BATH, UNITED KINGDOM — Clean Food Group, a food technology company based in the United Kingdom, plans to commercialize a yeast-based alternative to palm oil that could reduce global deforestation. Clean Food Group has acquired the intellectual property and the process developed by researchers at the University of Bath as part of a £1.8 million ($2.2 million) investment.

The high melting point and high saturation levels make palm oil a desirable ingredient in food applications as well as non-food applications like lipstick. Researchers at the University of Bath for the past three years have worked with Metschnikowia pulcherrima, a yeast used in South Africa’s wine industry, to cultivate an oily yeast that matches palm oil’s key properties almost identically, according to the university. The Metschnikowia pulcherrima strain also has been found in Vietnam, South Africa, Italy, France and on the University of Bath’s campus.

Clean Food Group will develop a pilot plant and seek regulatory approval for new products. Christopher Chuck, PhD, a professor of bioprocess engineering in the University of Bath’s Department of Chemical Engineering, leads the university’s research team. Clean Food Group will set up a laboratory in the department as part of the investment. Dr. Chuck will be a technical adviser for Clean Food Group.

“Our dependence on palm oil comes at a great environmental cost,” Dr. Chuck said. “We’ve worked over many years to create robust palm oil alternatives that give us a real chance to cut the impact of a range of products that until now have only been possible to produce with palm oil and the deforestation, pollution and emissions that come with it.”

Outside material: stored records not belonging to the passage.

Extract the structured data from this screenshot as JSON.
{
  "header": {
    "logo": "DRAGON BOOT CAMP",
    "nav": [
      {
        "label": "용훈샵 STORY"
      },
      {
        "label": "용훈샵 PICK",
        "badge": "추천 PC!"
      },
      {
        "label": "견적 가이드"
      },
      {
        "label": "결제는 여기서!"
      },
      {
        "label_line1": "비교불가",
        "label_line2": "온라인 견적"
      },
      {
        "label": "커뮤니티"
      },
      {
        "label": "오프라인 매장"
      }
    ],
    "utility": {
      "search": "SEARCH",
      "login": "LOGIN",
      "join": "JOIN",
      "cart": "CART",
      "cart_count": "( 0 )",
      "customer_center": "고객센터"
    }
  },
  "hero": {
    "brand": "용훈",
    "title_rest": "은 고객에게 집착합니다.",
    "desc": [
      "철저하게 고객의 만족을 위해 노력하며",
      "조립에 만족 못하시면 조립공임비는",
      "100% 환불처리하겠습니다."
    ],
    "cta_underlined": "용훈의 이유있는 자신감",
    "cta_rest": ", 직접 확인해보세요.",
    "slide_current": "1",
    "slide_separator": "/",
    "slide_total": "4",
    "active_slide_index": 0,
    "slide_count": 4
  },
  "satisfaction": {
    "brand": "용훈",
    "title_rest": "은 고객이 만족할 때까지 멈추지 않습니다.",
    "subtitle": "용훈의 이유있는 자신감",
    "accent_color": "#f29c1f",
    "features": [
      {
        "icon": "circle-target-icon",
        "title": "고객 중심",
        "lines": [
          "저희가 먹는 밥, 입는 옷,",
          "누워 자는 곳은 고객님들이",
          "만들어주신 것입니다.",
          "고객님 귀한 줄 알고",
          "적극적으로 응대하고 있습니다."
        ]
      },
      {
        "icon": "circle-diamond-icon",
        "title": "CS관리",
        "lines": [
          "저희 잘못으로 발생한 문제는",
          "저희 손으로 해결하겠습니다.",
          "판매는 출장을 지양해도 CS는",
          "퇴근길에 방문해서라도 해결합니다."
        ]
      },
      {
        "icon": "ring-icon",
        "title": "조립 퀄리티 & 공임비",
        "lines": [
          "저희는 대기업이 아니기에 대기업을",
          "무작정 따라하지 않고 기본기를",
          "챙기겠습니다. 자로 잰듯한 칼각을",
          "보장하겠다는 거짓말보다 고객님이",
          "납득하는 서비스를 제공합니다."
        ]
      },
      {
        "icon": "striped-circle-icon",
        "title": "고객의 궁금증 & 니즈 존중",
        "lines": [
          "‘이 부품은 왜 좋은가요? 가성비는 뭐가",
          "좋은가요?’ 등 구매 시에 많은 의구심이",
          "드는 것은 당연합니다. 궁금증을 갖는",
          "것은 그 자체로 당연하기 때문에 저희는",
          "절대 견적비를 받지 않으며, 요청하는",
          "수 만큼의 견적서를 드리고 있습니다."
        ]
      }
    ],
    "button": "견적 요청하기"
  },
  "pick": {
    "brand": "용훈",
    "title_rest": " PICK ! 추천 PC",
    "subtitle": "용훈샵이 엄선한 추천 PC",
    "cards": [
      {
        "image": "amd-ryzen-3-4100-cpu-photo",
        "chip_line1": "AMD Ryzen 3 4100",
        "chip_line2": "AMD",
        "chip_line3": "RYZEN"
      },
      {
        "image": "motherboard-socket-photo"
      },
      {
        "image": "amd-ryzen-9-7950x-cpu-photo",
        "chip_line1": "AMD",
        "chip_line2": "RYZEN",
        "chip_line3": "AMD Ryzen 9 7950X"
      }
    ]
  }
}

While oil palm plantations in Malaysia and Indonesia have been linked to deforestation, the non-profit Roundtable on Sustainable Palm Oil develops and implements global standards for sustainable palm oil.